Waste is an useable by-product of the
production process, what’s left over. It is intrinsically tied to efficiency:
the more efficient the process the less waste that occurs. The problem here is
that not everything that minimises waste, leads to efficiency gains. After all,
the easiest way to minimise waste when peeling potatoes, is to simply not eat
potatoes in the first place.
The problem with focusing on waste is that it usually just
concentrates on minimising waste in one resource, and not thinking about the
process as a whole. The public sector is often viewed as wasteful as it doesn’t
have the profit motive to keep costs in check.
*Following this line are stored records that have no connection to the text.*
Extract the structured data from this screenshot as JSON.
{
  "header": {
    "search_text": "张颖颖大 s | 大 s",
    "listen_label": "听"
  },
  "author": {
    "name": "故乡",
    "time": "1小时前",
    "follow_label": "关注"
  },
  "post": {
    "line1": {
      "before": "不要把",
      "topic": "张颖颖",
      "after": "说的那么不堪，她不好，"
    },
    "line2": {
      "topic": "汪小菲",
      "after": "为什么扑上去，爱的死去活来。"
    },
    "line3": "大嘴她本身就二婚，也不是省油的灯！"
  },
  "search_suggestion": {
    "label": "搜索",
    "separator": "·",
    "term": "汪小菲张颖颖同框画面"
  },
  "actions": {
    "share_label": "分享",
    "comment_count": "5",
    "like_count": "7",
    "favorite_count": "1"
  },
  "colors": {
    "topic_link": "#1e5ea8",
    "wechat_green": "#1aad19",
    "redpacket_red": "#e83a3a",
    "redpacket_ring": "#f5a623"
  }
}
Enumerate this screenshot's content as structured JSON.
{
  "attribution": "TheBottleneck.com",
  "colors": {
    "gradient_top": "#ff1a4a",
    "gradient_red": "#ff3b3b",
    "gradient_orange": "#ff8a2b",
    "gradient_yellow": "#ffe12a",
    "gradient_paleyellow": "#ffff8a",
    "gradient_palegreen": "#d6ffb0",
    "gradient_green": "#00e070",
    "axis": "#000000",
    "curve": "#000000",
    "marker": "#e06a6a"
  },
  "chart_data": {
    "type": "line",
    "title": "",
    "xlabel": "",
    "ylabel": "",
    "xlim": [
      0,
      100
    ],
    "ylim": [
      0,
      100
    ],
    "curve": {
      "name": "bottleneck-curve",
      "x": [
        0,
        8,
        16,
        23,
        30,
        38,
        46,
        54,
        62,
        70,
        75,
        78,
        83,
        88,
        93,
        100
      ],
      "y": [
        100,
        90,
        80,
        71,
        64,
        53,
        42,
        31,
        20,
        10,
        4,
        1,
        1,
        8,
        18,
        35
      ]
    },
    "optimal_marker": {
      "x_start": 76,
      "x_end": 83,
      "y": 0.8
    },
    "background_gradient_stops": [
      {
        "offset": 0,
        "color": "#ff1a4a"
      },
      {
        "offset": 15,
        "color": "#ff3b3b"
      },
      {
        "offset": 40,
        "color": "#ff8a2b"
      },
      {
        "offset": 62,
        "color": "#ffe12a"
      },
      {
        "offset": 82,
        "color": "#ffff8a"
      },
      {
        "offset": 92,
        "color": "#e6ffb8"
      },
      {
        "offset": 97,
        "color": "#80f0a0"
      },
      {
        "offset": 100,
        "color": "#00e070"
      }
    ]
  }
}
If you want to spend any money
in the public sector it invariably involves filling out lots of forms to
justify that this spending is absolutely necessary. This will obviously reduce
the waste in the sense you will have fewer gold-plated toilet seats, but in
reality it means that you are paying someone to fill out forms rather than
doing their job.
This notorious example of this is the NHS getting rid of
managers and getting doctors to do administrative tasks instead. You brings
down the overall wage costs but in the end you are paying doctors, doctor’s
salaries, to not spend time with their patients. And because quality of care is
lot harder to measure, you end up seeing “waste” in all things that are easier
to measure like wages. It is management by spreadsheet (but not in a good way).
Minimising waste leads you to get rid of any slack in the system
– ignoring the fact that this is often the most efficient way of running things.
Negative shocks happen all the time, people get ill or leave. And then more
people get ill or leave because they are trying to do the jobs of people who
are ill or on leave. If at work you are constantly putting out fires at work,
then the system is not running as efficiently as it could be.
Now the elephant in the room when it comes to waste is
climate change. Energy is something we do not want to waste as the by-product
is carbon emissions. And it is because it is so important we need to be very
careful when assuming something is wasteful. For example, people often think
that food grown locally is more environmentally friendly because it cuts out
transport costs. But transport costs are such a small component of the energy
use that goes into food production that we can end up using more energy eating
locally if we don’t grow things in the most productive areas.
So I guess my argument is that to be truly anti-waste, you
need to focus on long-term efficiency and not make me fill out loads of forms.